Exercise objective. Copy out every record below, word for word.

[[ Records for this task open ]]

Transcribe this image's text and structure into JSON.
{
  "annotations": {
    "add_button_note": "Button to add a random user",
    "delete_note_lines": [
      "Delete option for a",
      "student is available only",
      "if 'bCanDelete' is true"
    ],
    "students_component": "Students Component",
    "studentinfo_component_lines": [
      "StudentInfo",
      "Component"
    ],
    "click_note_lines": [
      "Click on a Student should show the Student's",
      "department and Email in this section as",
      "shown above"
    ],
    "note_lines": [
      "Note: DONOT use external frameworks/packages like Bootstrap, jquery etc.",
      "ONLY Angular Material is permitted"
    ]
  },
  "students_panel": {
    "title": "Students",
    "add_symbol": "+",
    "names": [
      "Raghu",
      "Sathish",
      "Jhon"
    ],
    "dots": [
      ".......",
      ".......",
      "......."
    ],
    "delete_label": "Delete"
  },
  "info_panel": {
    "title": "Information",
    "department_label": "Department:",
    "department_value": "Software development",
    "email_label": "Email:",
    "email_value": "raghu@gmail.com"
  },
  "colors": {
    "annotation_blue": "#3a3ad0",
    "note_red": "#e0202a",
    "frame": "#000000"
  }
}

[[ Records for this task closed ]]

Exercise output.
Transcribe this image's text and structure into JSON.
{
  "annotations": {
    "add_button_note": "Button to add a random user",
    "delete_note_lines": [
      "Delete option for a",
      "student is available only",
      "if 'bCanDelete' is true"
    ],
    "students_component": "Students Component",
    "studentinfo_component_lines": [
      "StudentInfo",
      "Component"
    ],
    "click_note_lines": [
      "Click on a Student should show the Student's",
      "department and Email in this section as",
      "shown above"
    ],
    "note_lines": [
      "Note: DONOT use external frameworks/packages like Bootstrap, jquery etc.",
      "ONLY Angular Material is permitted"
    ]
  },
  "students_panel": {
    "title": "Students",
    "add_symbol": "+",
    "names": [
      "Raghu",
      "Sathish",
      "Jhon"
    ],
    "dots": [
      ".......",
      ".......",
      "......."
    ],
    "delete_label": "Delete"
  },
  "info_panel": {
    "title": "Information",
    "department_label": "Department:",
    "department_value": "Software development",
    "email_label": "Email:",
    "email_value": "raghu@gmail.com"
  },
  "colors": {
    "annotation_blue": "#3a3ad0",
    "note_red": "#e0202a",
    "frame": "#000000"
  }
}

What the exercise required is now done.